Fashion is going organic with Sara Seumae’s new clothing business, SPUN, on Mercer Island.
The name, “SPUN,” captures the essence of what the business is about. “It’s a play on the spinning of organic cotton and my spin on organic cotton clothing,” said Seumae. “It has been spun out of my ideas.”
Seumae, who emigrated from Iran with her parents during her childhood, was inspired by her children — ages 1 1/2 and 4 — to create an organic clothing line. Since becoming a mother in 2004, she has been careful to buy organic groceries and safe cleaning products for her children’s sake.
“Organic clothing is just the natural next step. Pesticides-drenched [non-organic] clothing doesn’t make sense,” she said. While she could easily find organic children’s clothes, she discovered a need for women’s organic fashions.
Thus, Seumae decided to venture into the entrepreneurial world, following in the footsteps of her entreprenuer-father, who has opened and closed eight businesses and now owns a local real estate appraisal company. Seumae founded SPUN without “the ego” that accompanies designers who have a background in fashion, she said, as she did not attend fashion school.
“Growing up, I had this idea that I would have my own business,” she added.
Seumae first entered the fashion scene with a booth for SPUN at the spring Seattle Trend Show, introducing SPUN’s debut collection of spring and summer clothes. The collection features six pieces in various colors including reds, blues and greens: Beater Tank, Scoop Tee, Low V-Neck, Raglan, 3/4 Sleeve and Cardigan, ranging in price from $25 to $68. The clothes, made in California, consist of 100-percent certified organic cotton from India and fiber-reactive, low-impact dyes without bleach. Even the collection’s hangars are made out of eco-friendly recycled paper.
Seumae initially designed 15 pieces for the collection but decreased the number to six. She bases her designs on what she enjoys wearing, what her friends and relatives want, what women wear around town and, of course, the season. She also takes certain questions into consideration: What is missing in the clothing market? What styles should be available?
When Seumae worked in retail clothing stores such as Banana Republic and Victoria’s Secret, she observed what styles were popular and what customers needed.
“I was always listening to people [saying], ‘I wish this shirt was like this,’” she said.

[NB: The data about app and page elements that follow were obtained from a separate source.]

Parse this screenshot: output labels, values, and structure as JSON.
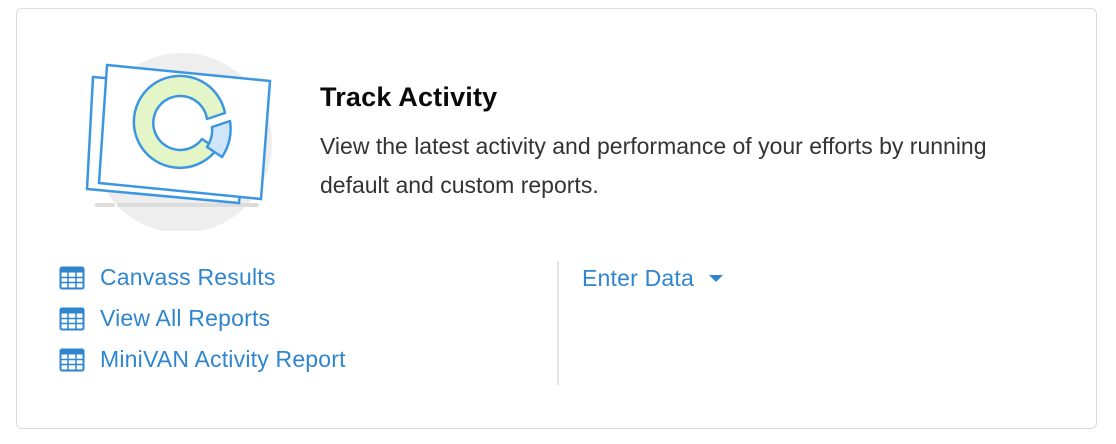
{
  "card": {
    "title": "Track Activity",
    "description": "View the latest activity and performance of your efforts by running default and custom reports.",
    "illustration_icon": "chart-report-illustration"
  },
  "links": [
    {
      "label": "Canvass Results",
      "icon": "table-icon"
    },
    {
      "label": "View All Reports",
      "icon": "table-icon"
    },
    {
      "label": "MiniVAN Activity Report",
      "icon": "table-icon"
    }
  ],
  "enter_data": {
    "label": "Enter Data",
    "icon": "caret-down-icon"
  },
  "colors": {
    "link": "#2f86cf",
    "title": "#0a0a0a",
    "text": "#333333",
    "border": "#dcdcdc",
    "illustration_blue": "#3d97e0",
    "illustration_green": "#e4f6c8"
  }
}
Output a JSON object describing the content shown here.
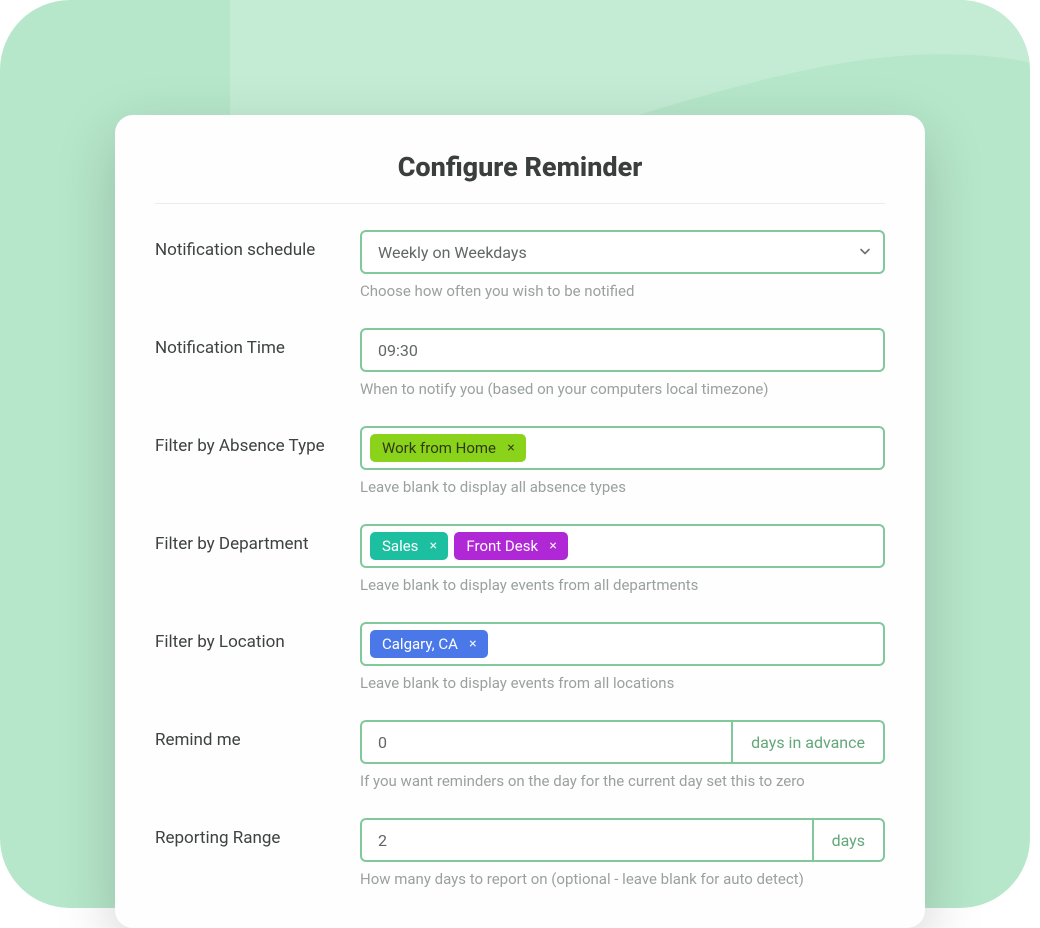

With fabric samples, drawings, a dress form and measuring tape, Seumae begins the design process that involves back-and-forth collaboration with her manufacturer in California. She juggles operating out of her home office — where she logs in 60 to 70 hours every week — with taking care of her children, driving her eldest daughter to preschool, grocery shopping and cooking Persian meals.
Yet her biggest challenge is “educating people about organic cotton — it’s healthier for you and farmers all around,” she said of informing buyers that going organic does not make SPUN clothes less stylish but offers a fashionable eco-friendly alternative.
Seumae is now designing SPUN’s Fall & Winter Collection, which will be available at What to Wear on Mercer Island this autumn.
SPUN clothes are sold at Olivine Boutique in Ballard, www.FashionEthic.com and www.90210organics.com. SPUN donates one percent of its sales to eco-friendly causes through 1% For the Planet. For more information, visit SPUN’s Web site at www.choosespun.com.